[SUPPLIED DATA]
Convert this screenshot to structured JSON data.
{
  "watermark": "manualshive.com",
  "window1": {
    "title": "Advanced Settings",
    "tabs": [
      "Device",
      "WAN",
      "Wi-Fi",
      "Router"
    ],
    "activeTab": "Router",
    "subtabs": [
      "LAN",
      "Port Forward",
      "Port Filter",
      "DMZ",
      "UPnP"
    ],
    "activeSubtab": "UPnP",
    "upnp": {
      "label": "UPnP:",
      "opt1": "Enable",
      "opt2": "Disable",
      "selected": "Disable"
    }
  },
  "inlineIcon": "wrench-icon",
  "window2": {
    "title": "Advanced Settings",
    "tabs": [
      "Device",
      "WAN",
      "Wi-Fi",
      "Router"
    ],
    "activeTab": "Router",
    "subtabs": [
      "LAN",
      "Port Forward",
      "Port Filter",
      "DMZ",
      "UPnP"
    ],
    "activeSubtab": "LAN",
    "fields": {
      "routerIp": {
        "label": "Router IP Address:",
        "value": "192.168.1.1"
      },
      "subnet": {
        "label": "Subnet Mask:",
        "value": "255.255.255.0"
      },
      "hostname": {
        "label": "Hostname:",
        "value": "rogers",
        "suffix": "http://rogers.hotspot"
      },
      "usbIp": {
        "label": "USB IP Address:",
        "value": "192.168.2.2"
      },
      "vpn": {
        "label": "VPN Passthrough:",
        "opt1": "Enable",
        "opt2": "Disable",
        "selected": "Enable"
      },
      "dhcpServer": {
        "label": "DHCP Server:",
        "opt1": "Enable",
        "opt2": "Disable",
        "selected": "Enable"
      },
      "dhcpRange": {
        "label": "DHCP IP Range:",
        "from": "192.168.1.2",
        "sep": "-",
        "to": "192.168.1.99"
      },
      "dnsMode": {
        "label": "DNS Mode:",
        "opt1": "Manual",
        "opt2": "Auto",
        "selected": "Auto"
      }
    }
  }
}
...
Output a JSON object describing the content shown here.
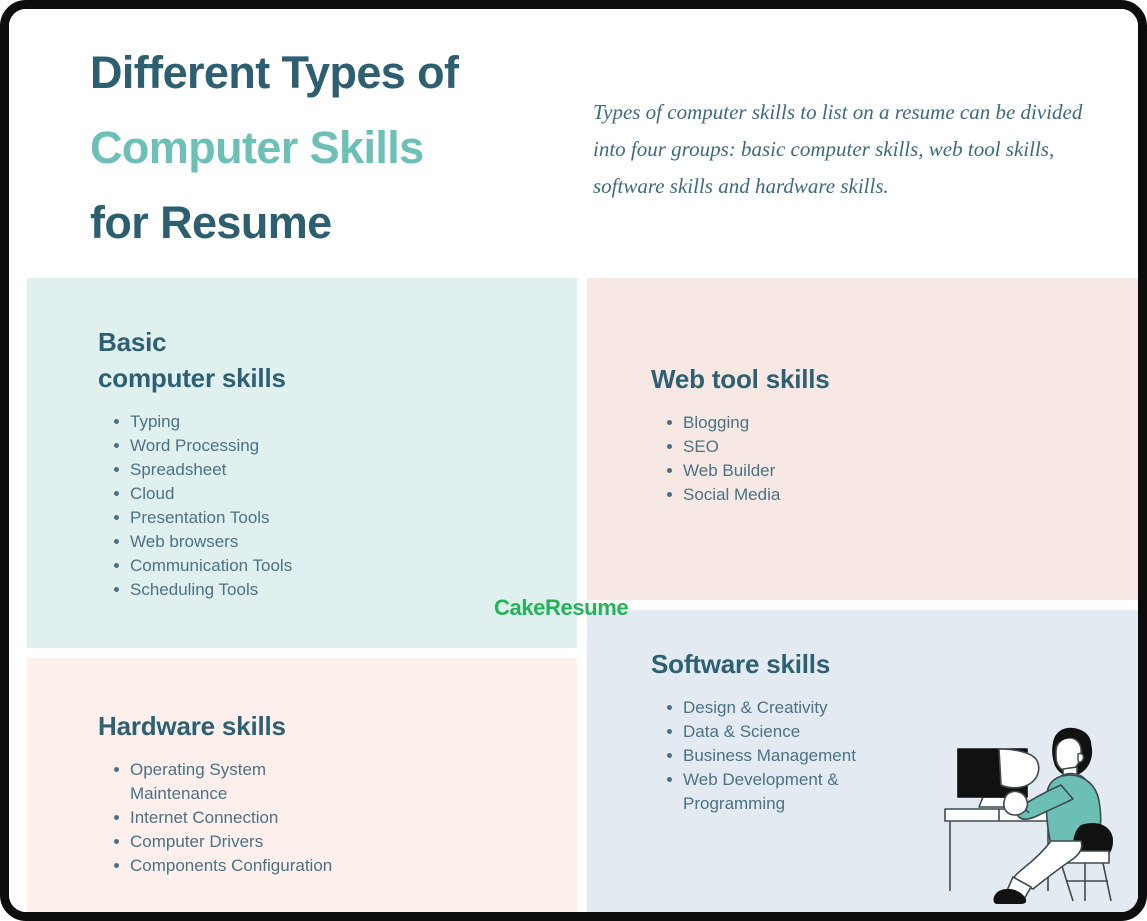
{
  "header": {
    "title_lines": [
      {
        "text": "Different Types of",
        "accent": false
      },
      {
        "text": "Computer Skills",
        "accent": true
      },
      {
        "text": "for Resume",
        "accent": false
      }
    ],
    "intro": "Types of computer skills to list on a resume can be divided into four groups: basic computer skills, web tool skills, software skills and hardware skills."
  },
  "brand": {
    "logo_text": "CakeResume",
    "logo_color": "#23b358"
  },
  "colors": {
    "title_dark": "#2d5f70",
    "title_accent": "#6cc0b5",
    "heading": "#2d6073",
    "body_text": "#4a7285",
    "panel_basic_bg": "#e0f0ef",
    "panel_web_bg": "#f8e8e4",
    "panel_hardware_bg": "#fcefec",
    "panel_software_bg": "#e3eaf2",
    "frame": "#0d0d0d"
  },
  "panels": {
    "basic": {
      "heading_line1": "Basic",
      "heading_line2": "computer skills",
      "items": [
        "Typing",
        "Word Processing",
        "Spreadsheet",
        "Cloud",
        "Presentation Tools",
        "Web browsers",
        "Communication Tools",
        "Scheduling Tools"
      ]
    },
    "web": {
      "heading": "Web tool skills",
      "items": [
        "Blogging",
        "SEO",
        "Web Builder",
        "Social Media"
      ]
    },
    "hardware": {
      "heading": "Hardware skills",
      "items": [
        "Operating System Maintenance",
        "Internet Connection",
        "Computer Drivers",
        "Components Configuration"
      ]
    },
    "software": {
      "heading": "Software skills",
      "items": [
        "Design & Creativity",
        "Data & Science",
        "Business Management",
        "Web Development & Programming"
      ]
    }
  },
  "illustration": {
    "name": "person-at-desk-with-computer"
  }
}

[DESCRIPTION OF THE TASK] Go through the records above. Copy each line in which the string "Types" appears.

[ANSWER SECTION]
        "text": "Different Types of",
    "intro": "Types of computer skills to list on a resume can be divided into four groups: basic computer skills, web tool skills, software skills and hardware skills."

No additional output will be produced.